Data records for software interfaces:
##########
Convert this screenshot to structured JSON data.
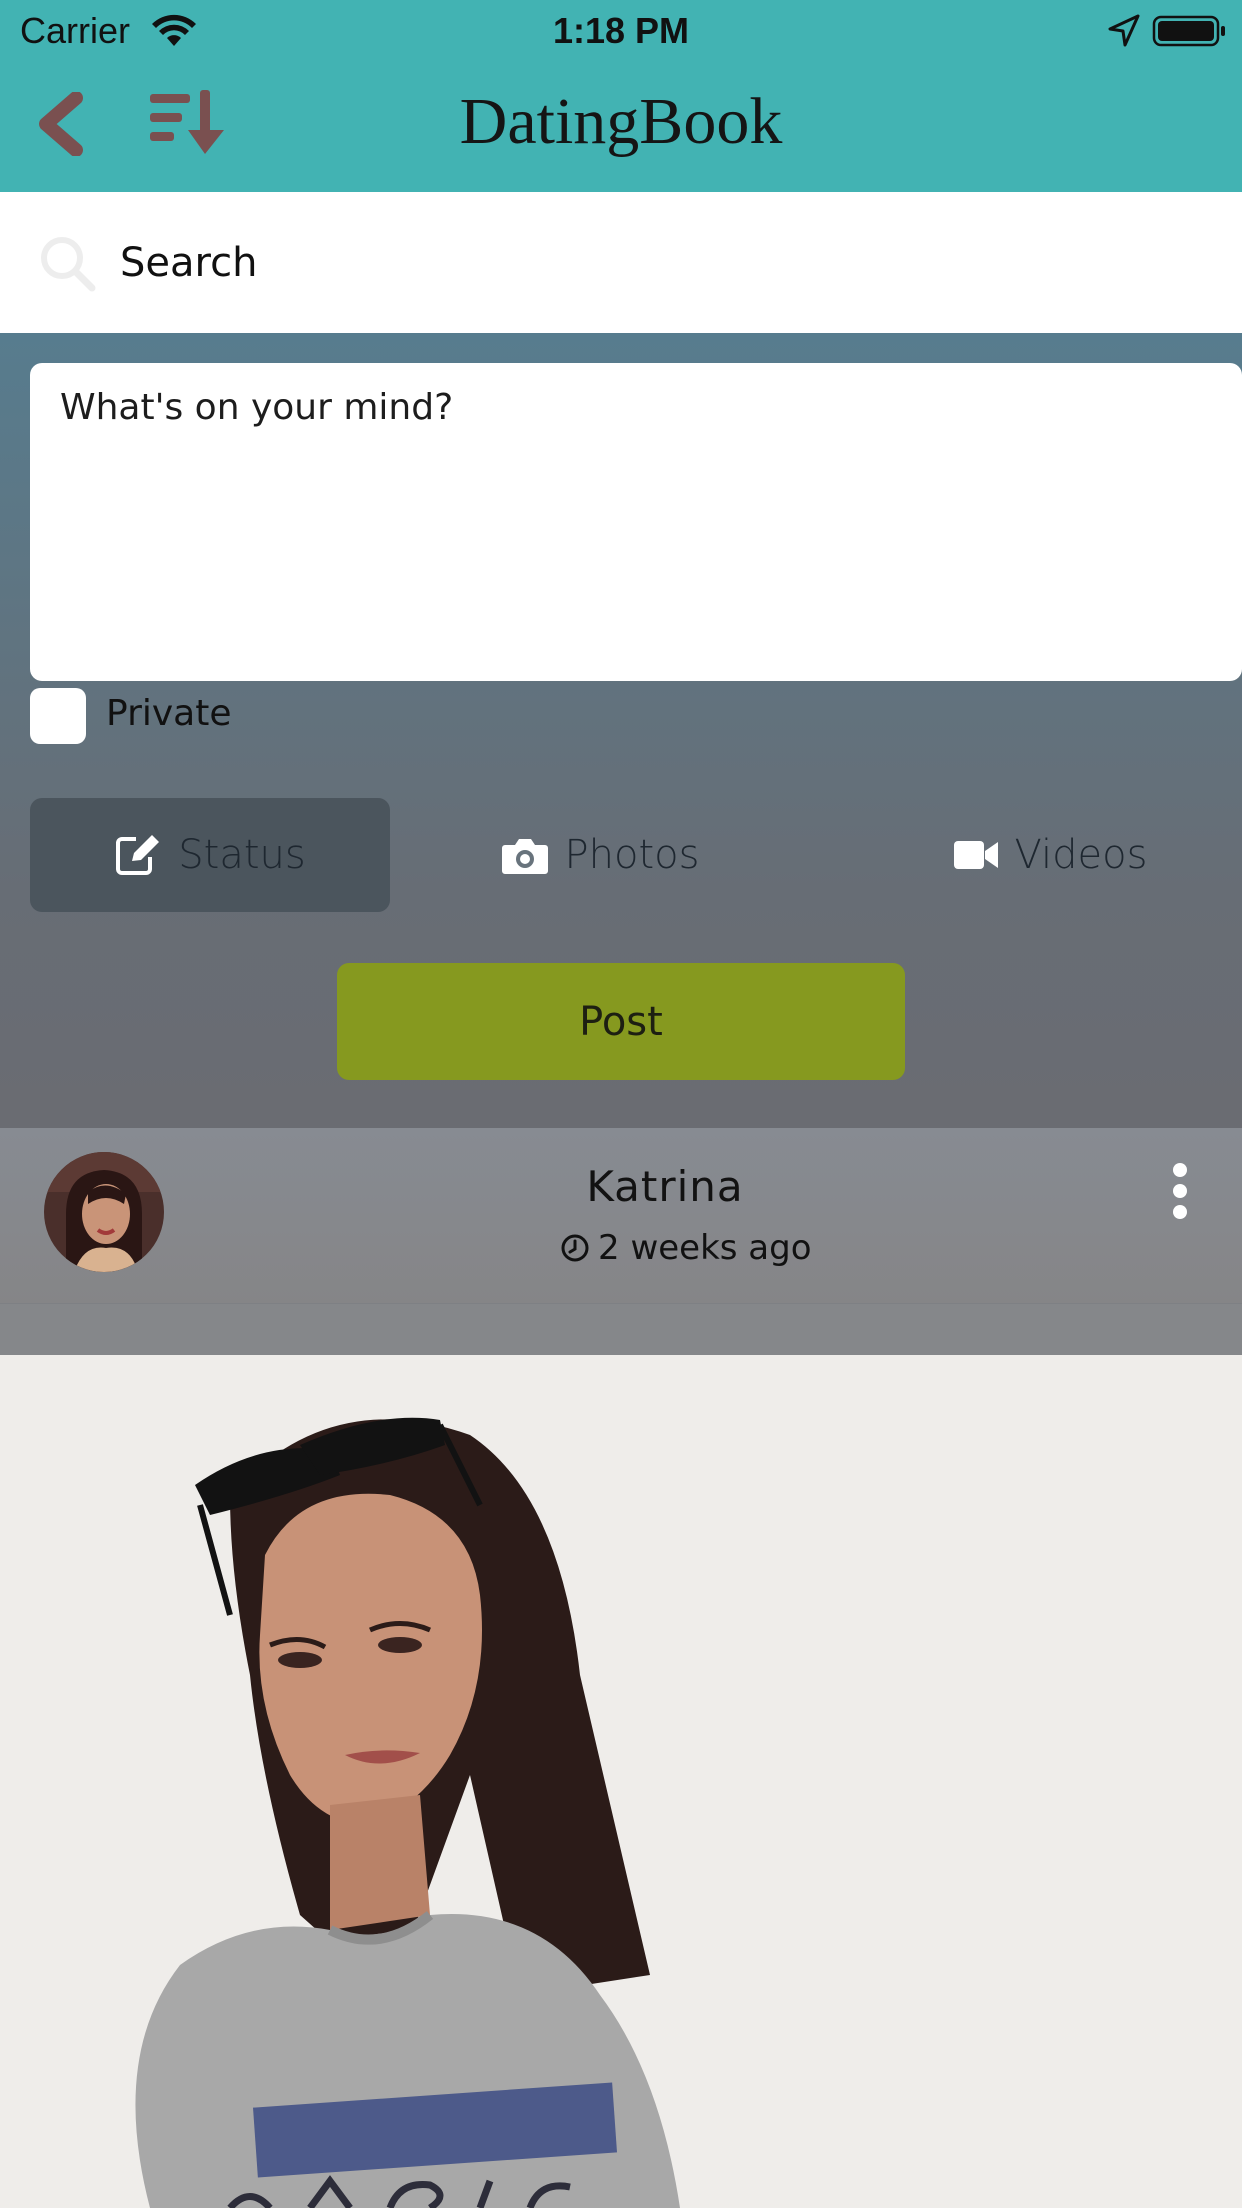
{
  "status_bar": {
    "carrier": "Carrier",
    "time": "1:18 PM"
  },
  "nav": {
    "title": "DatingBook",
    "back_icon": "chevron-left-icon",
    "sort_icon": "sort-descending-icon"
  },
  "search": {
    "placeholder": "Search",
    "icon": "search-icon"
  },
  "composer": {
    "placeholder": "What's on your mind?",
    "private_label": "Private",
    "private_checked": false,
    "tabs": [
      {
        "label": "Status",
        "icon": "edit-icon",
        "selected": true
      },
      {
        "label": "Photos",
        "icon": "camera-icon",
        "selected": false
      },
      {
        "label": "Videos",
        "icon": "video-camera-icon",
        "selected": false
      }
    ],
    "post_label": "Post"
  },
  "post": {
    "author": "Katrina",
    "time_ago": "2 weeks ago",
    "time_icon": "clock-icon",
    "more_icon": "more-vertical-icon"
  },
  "colors": {
    "header_bg": "#42b3b3",
    "nav_icon": "#7a5050",
    "post_button": "#86991f",
    "selected_tab": "#4b555d"
  }
}
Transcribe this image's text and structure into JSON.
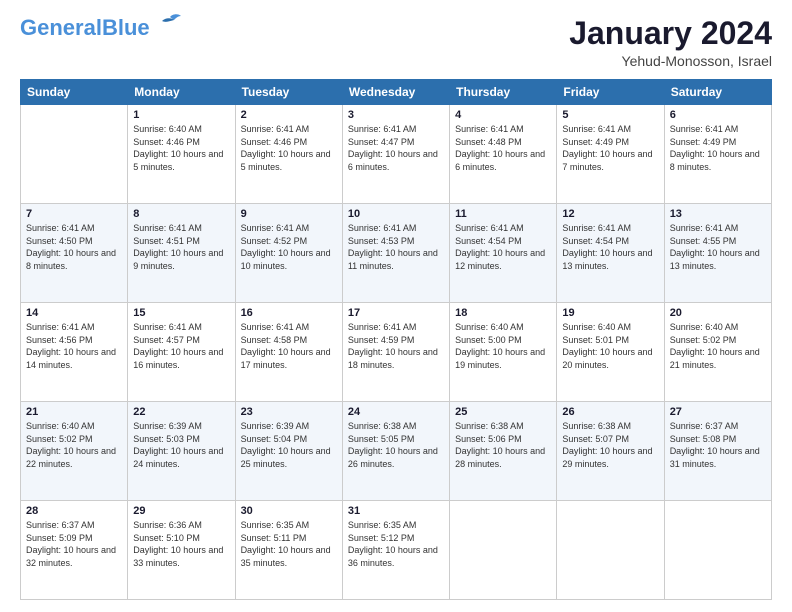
{
  "header": {
    "logo_line1": "General",
    "logo_line2": "Blue",
    "month": "January 2024",
    "location": "Yehud-Monosson, Israel"
  },
  "days_of_week": [
    "Sunday",
    "Monday",
    "Tuesday",
    "Wednesday",
    "Thursday",
    "Friday",
    "Saturday"
  ],
  "weeks": [
    [
      {
        "day": "",
        "sunrise": "",
        "sunset": "",
        "daylight": ""
      },
      {
        "day": "1",
        "sunrise": "Sunrise: 6:40 AM",
        "sunset": "Sunset: 4:46 PM",
        "daylight": "Daylight: 10 hours and 5 minutes."
      },
      {
        "day": "2",
        "sunrise": "Sunrise: 6:41 AM",
        "sunset": "Sunset: 4:46 PM",
        "daylight": "Daylight: 10 hours and 5 minutes."
      },
      {
        "day": "3",
        "sunrise": "Sunrise: 6:41 AM",
        "sunset": "Sunset: 4:47 PM",
        "daylight": "Daylight: 10 hours and 6 minutes."
      },
      {
        "day": "4",
        "sunrise": "Sunrise: 6:41 AM",
        "sunset": "Sunset: 4:48 PM",
        "daylight": "Daylight: 10 hours and 6 minutes."
      },
      {
        "day": "5",
        "sunrise": "Sunrise: 6:41 AM",
        "sunset": "Sunset: 4:49 PM",
        "daylight": "Daylight: 10 hours and 7 minutes."
      },
      {
        "day": "6",
        "sunrise": "Sunrise: 6:41 AM",
        "sunset": "Sunset: 4:49 PM",
        "daylight": "Daylight: 10 hours and 8 minutes."
      }
    ],
    [
      {
        "day": "7",
        "sunrise": "Sunrise: 6:41 AM",
        "sunset": "Sunset: 4:50 PM",
        "daylight": "Daylight: 10 hours and 8 minutes."
      },
      {
        "day": "8",
        "sunrise": "Sunrise: 6:41 AM",
        "sunset": "Sunset: 4:51 PM",
        "daylight": "Daylight: 10 hours and 9 minutes."
      },
      {
        "day": "9",
        "sunrise": "Sunrise: 6:41 AM",
        "sunset": "Sunset: 4:52 PM",
        "daylight": "Daylight: 10 hours and 10 minutes."
      },
      {
        "day": "10",
        "sunrise": "Sunrise: 6:41 AM",
        "sunset": "Sunset: 4:53 PM",
        "daylight": "Daylight: 10 hours and 11 minutes."
      },
      {
        "day": "11",
        "sunrise": "Sunrise: 6:41 AM",
        "sunset": "Sunset: 4:54 PM",
        "daylight": "Daylight: 10 hours and 12 minutes."
      },
      {
        "day": "12",
        "sunrise": "Sunrise: 6:41 AM",
        "sunset": "Sunset: 4:54 PM",
        "daylight": "Daylight: 10 hours and 13 minutes."
      },
      {
        "day": "13",
        "sunrise": "Sunrise: 6:41 AM",
        "sunset": "Sunset: 4:55 PM",
        "daylight": "Daylight: 10 hours and 13 minutes."
      }
    ],
    [
      {
        "day": "14",
        "sunrise": "Sunrise: 6:41 AM",
        "sunset": "Sunset: 4:56 PM",
        "daylight": "Daylight: 10 hours and 14 minutes."
      },
      {
        "day": "15",
        "sunrise": "Sunrise: 6:41 AM",
        "sunset": "Sunset: 4:57 PM",
        "daylight": "Daylight: 10 hours and 16 minutes."
      },
      {
        "day": "16",
        "sunrise": "Sunrise: 6:41 AM",
        "sunset": "Sunset: 4:58 PM",
        "daylight": "Daylight: 10 hours and 17 minutes."
      },
      {
        "day": "17",
        "sunrise": "Sunrise: 6:41 AM",
        "sunset": "Sunset: 4:59 PM",
        "daylight": "Daylight: 10 hours and 18 minutes."
      },
      {
        "day": "18",
        "sunrise": "Sunrise: 6:40 AM",
        "sunset": "Sunset: 5:00 PM",
        "daylight": "Daylight: 10 hours and 19 minutes."
      },
      {
        "day": "19",
        "sunrise": "Sunrise: 6:40 AM",
        "sunset": "Sunset: 5:01 PM",
        "daylight": "Daylight: 10 hours and 20 minutes."
      },
      {
        "day": "20",
        "sunrise": "Sunrise: 6:40 AM",
        "sunset": "Sunset: 5:02 PM",
        "daylight": "Daylight: 10 hours and 21 minutes."
      }
    ],
    [
      {
        "day": "21",
        "sunrise": "Sunrise: 6:40 AM",
        "sunset": "Sunset: 5:02 PM",
        "daylight": "Daylight: 10 hours and 22 minutes."
      },
      {
        "day": "22",
        "sunrise": "Sunrise: 6:39 AM",
        "sunset": "Sunset: 5:03 PM",
        "daylight": "Daylight: 10 hours and 24 minutes."
      },
      {
        "day": "23",
        "sunrise": "Sunrise: 6:39 AM",
        "sunset": "Sunset: 5:04 PM",
        "daylight": "Daylight: 10 hours and 25 minutes."
      },
      {
        "day": "24",
        "sunrise": "Sunrise: 6:38 AM",
        "sunset": "Sunset: 5:05 PM",
        "daylight": "Daylight: 10 hours and 26 minutes."
      },
      {
        "day": "25",
        "sunrise": "Sunrise: 6:38 AM",
        "sunset": "Sunset: 5:06 PM",
        "daylight": "Daylight: 10 hours and 28 minutes."
      },
      {
        "day": "26",
        "sunrise": "Sunrise: 6:38 AM",
        "sunset": "Sunset: 5:07 PM",
        "daylight": "Daylight: 10 hours and 29 minutes."
      },
      {
        "day": "27",
        "sunrise": "Sunrise: 6:37 AM",
        "sunset": "Sunset: 5:08 PM",
        "daylight": "Daylight: 10 hours and 31 minutes."
      }
    ],
    [
      {
        "day": "28",
        "sunrise": "Sunrise: 6:37 AM",
        "sunset": "Sunset: 5:09 PM",
        "daylight": "Daylight: 10 hours and 32 minutes."
      },
      {
        "day": "29",
        "sunrise": "Sunrise: 6:36 AM",
        "sunset": "Sunset: 5:10 PM",
        "daylight": "Daylight: 10 hours and 33 minutes."
      },
      {
        "day": "30",
        "sunrise": "Sunrise: 6:35 AM",
        "sunset": "Sunset: 5:11 PM",
        "daylight": "Daylight: 10 hours and 35 minutes."
      },
      {
        "day": "31",
        "sunrise": "Sunrise: 6:35 AM",
        "sunset": "Sunset: 5:12 PM",
        "daylight": "Daylight: 10 hours and 36 minutes."
      },
      {
        "day": "",
        "sunrise": "",
        "sunset": "",
        "daylight": ""
      },
      {
        "day": "",
        "sunrise": "",
        "sunset": "",
        "daylight": ""
      },
      {
        "day": "",
        "sunrise": "",
        "sunset": "",
        "daylight": ""
      }
    ]
  ]
}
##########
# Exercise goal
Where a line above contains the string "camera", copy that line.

# Solution to the exercise
        "icon": "camera-icon",
        "icon": "video-camera-icon",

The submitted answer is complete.